**Source material**
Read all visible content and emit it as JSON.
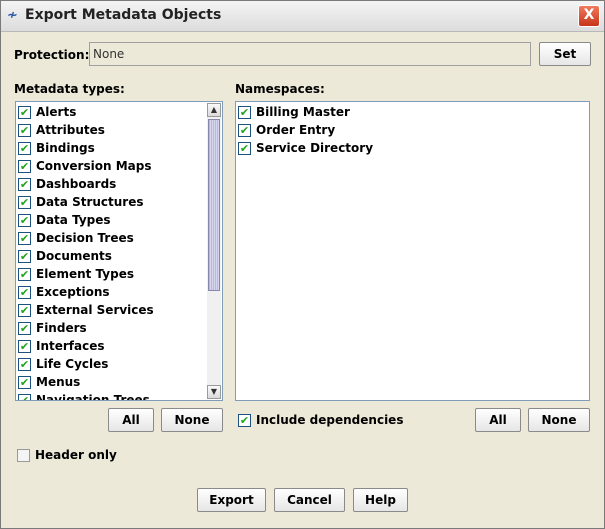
{
  "window": {
    "title": "Export Metadata Objects",
    "close_glyph": "X"
  },
  "protection": {
    "label": "Protection:",
    "value": "None",
    "set_label": "Set"
  },
  "metadata_types": {
    "label": "Metadata types:",
    "items": [
      {
        "label": "Alerts",
        "checked": true
      },
      {
        "label": "Attributes",
        "checked": true
      },
      {
        "label": "Bindings",
        "checked": true
      },
      {
        "label": "Conversion Maps",
        "checked": true
      },
      {
        "label": "Dashboards",
        "checked": true
      },
      {
        "label": "Data Structures",
        "checked": true
      },
      {
        "label": "Data Types",
        "checked": true
      },
      {
        "label": "Decision Trees",
        "checked": true
      },
      {
        "label": "Documents",
        "checked": true
      },
      {
        "label": "Element Types",
        "checked": true
      },
      {
        "label": "Exceptions",
        "checked": true
      },
      {
        "label": "External Services",
        "checked": true
      },
      {
        "label": "Finders",
        "checked": true
      },
      {
        "label": "Interfaces",
        "checked": true
      },
      {
        "label": "Life Cycles",
        "checked": true
      },
      {
        "label": "Menus",
        "checked": true
      },
      {
        "label": "Navigation Trees",
        "checked": true
      }
    ],
    "all_label": "All",
    "none_label": "None"
  },
  "namespaces": {
    "label": "Namespaces:",
    "items": [
      {
        "label": "Billing Master",
        "checked": true
      },
      {
        "label": "Order Entry",
        "checked": true
      },
      {
        "label": "Service Directory",
        "checked": true
      }
    ],
    "include_dependencies": {
      "label": "Include dependencies",
      "checked": true
    },
    "all_label": "All",
    "none_label": "None"
  },
  "header_only": {
    "label": "Header only",
    "checked": false
  },
  "footer": {
    "export_label": "Export",
    "cancel_label": "Cancel",
    "help_label": "Help"
  },
  "glyphs": {
    "check": "✔",
    "up": "▲",
    "down": "▼",
    "title_icon": "≁"
  }
}
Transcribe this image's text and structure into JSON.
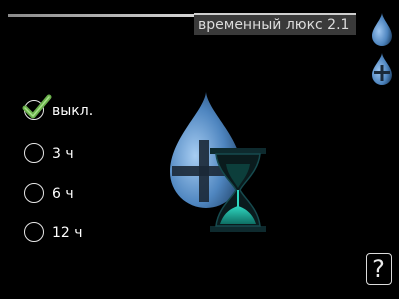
{
  "header": {
    "title": "временный люкс 2.1"
  },
  "options": [
    {
      "label": "выкл.",
      "selected": true
    },
    {
      "label": "3 ч",
      "selected": false
    },
    {
      "label": "6 ч",
      "selected": false
    },
    {
      "label": "12 ч",
      "selected": false
    }
  ],
  "help": {
    "label": "?"
  },
  "icons": {
    "scale_top": "water-drop-icon",
    "scale_bottom": "water-drop-plus-icon",
    "center": "hot-water-luxury-timer-icon",
    "help": "help-icon",
    "checkmark": "checkmark-icon"
  },
  "colors": {
    "background": "#000000",
    "drop_blue": "#4f86c0",
    "hourglass_teal": "#2fd7c0",
    "check_green": "#6ab04c",
    "title_box": "#3a3a3a"
  }
}
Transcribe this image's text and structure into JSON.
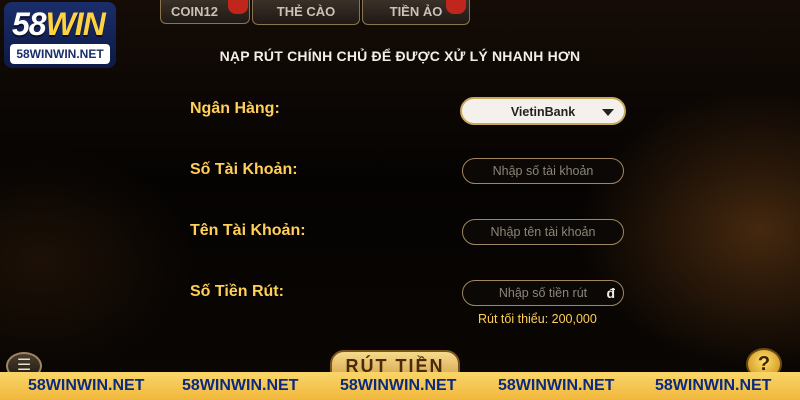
{
  "brand": {
    "logo_number": "58",
    "logo_word": "WIN",
    "logo_domain": "58WINWIN.NET"
  },
  "tabs": [
    {
      "label": "COIN12"
    },
    {
      "label": "THẺ CÀO"
    },
    {
      "label": "TIỀN ẢO"
    }
  ],
  "notice": "NẠP RÚT CHÍNH CHỦ ĐỂ ĐƯỢC XỬ LÝ NHANH HƠN",
  "form": {
    "bank_label": "Ngân Hàng:",
    "bank_value": "VietinBank",
    "account_number_label": "Số Tài Khoản:",
    "account_number_placeholder": "Nhập số tài  khoản",
    "account_name_label": "Tên Tài Khoản:",
    "account_name_placeholder": "Nhập tên tài khoản",
    "amount_label": "Số Tiền Rút:",
    "amount_placeholder": "Nhập số tiền rút",
    "currency_symbol": "đ",
    "min_withdraw_note": "Rút tối thiểu: 200,000"
  },
  "actions": {
    "withdraw_label": "RÚT TIỀN",
    "help_symbol": "?"
  },
  "banner": [
    "58WINWIN.NET",
    "58WINWIN.NET",
    "58WINWIN.NET",
    "58WINWIN.NET",
    "58WINWIN.NET"
  ],
  "colors": {
    "accent_gold": "#ffcf57",
    "banner_text": "#0a2a80"
  },
  "icons": {
    "menu": "menu-icon",
    "help": "help-icon",
    "dropdown": "chevron-down-icon"
  }
}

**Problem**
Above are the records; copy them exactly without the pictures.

**Task output**
Read all visible content and emit it as JSON.
{
  "window": {
    "title": "Export Metadata Objects",
    "close_glyph": "X"
  },
  "protection": {
    "label": "Protection:",
    "value": "None",
    "set_label": "Set"
  },
  "metadata_types": {
    "label": "Metadata types:",
    "items": [
      {
        "label": "Alerts",
        "checked": true
      },
      {
        "label": "Attributes",
        "checked": true
      },
      {
        "label": "Bindings",
        "checked": true
      },
      {
        "label": "Conversion Maps",
        "checked": true
      },
      {
        "label": "Dashboards",
        "checked": true
      },
      {
        "label": "Data Structures",
        "checked": true
      },
      {
        "label": "Data Types",
        "checked": true
      },
      {
        "label": "Decision Trees",
        "checked": true
      },
      {
        "label": "Documents",
        "checked": true
      },
      {
        "label": "Element Types",
        "checked": true
      },
      {
        "label": "Exceptions",
        "checked": true
      },
      {
        "label": "External Services",
        "checked": true
      },
      {
        "label": "Finders",
        "checked": true
      },
      {
        "label": "Interfaces",
        "checked": true
      },
      {
        "label": "Life Cycles",
        "checked": true
      },
      {
        "label": "Menus",
        "checked": true
      },
      {
        "label": "Navigation Trees",
        "checked": true
      }
    ],
    "all_label": "All",
    "none_label": "None"
  },
  "namespaces": {
    "label": "Namespaces:",
    "items": [
      {
        "label": "Billing Master",
        "checked": true
      },
      {
        "label": "Order Entry",
        "checked": true
      },
      {
        "label": "Service Directory",
        "checked": true
      }
    ],
    "include_dependencies": {
      "label": "Include dependencies",
      "checked": true
    },
    "all_label": "All",
    "none_label": "None"
  },
  "header_only": {
    "label": "Header only",
    "checked": false
  },
  "footer": {
    "export_label": "Export",
    "cancel_label": "Cancel",
    "help_label": "Help"
  },
  "glyphs": {
    "check": "✔",
    "up": "▲",
    "down": "▼",
    "title_icon": "≁"
  }
}
Transcribe this image's text and structure into JSON.
{
  "header": {
    "title": "временный люкс 2.1"
  },
  "options": [
    {
      "label": "выкл.",
      "selected": true
    },
    {
      "label": "3 ч",
      "selected": false
    },
    {
      "label": "6 ч",
      "selected": false
    },
    {
      "label": "12 ч",
      "selected": false
    }
  ],
  "help": {
    "label": "?"
  },
  "icons": {
    "scale_top": "water-drop-icon",
    "scale_bottom": "water-drop-plus-icon",
    "center": "hot-water-luxury-timer-icon",
    "help": "help-icon",
    "checkmark": "checkmark-icon"
  },
  "colors": {
    "background": "#000000",
    "drop_blue": "#4f86c0",
    "hourglass_teal": "#2fd7c0",
    "check_green": "#6ab04c",
    "title_box": "#3a3a3a"
  }
}
Transcribe this image's text and structure into JSON.
{
  "brand": {
    "logo_number": "58",
    "logo_word": "WIN",
    "logo_domain": "58WINWIN.NET"
  },
  "tabs": [
    {
      "label": "COIN12"
    },
    {
      "label": "THẺ CÀO"
    },
    {
      "label": "TIỀN ẢO"
    }
  ],
  "notice": "NẠP RÚT CHÍNH CHỦ ĐỂ ĐƯỢC XỬ LÝ NHANH HƠN",
  "form": {
    "bank_label": "Ngân Hàng:",
    "bank_value": "VietinBank",
    "account_number_label": "Số Tài Khoản:",
    "account_number_placeholder": "Nhập số tài  khoản",
    "account_name_label": "Tên Tài Khoản:",
    "account_name_placeholder": "Nhập tên tài khoản",
    "amount_label": "Số Tiền Rút:",
    "amount_placeholder": "Nhập số tiền rút",
    "currency_symbol": "đ",
    "min_withdraw_note": "Rút tối thiểu: 200,000"
  },
  "actions": {
    "withdraw_label": "RÚT TIỀN",
    "help_symbol": "?"
  },
  "banner": [
    "58WINWIN.NET",
    "58WINWIN.NET",
    "58WINWIN.NET",
    "58WINWIN.NET",
    "58WINWIN.NET"
  ],
  "colors": {
    "accent_gold": "#ffcf57",
    "banner_text": "#0a2a80"
  },
  "icons": {
    "menu": "menu-icon",
    "help": "help-icon",
    "dropdown": "chevron-down-icon"
  }
}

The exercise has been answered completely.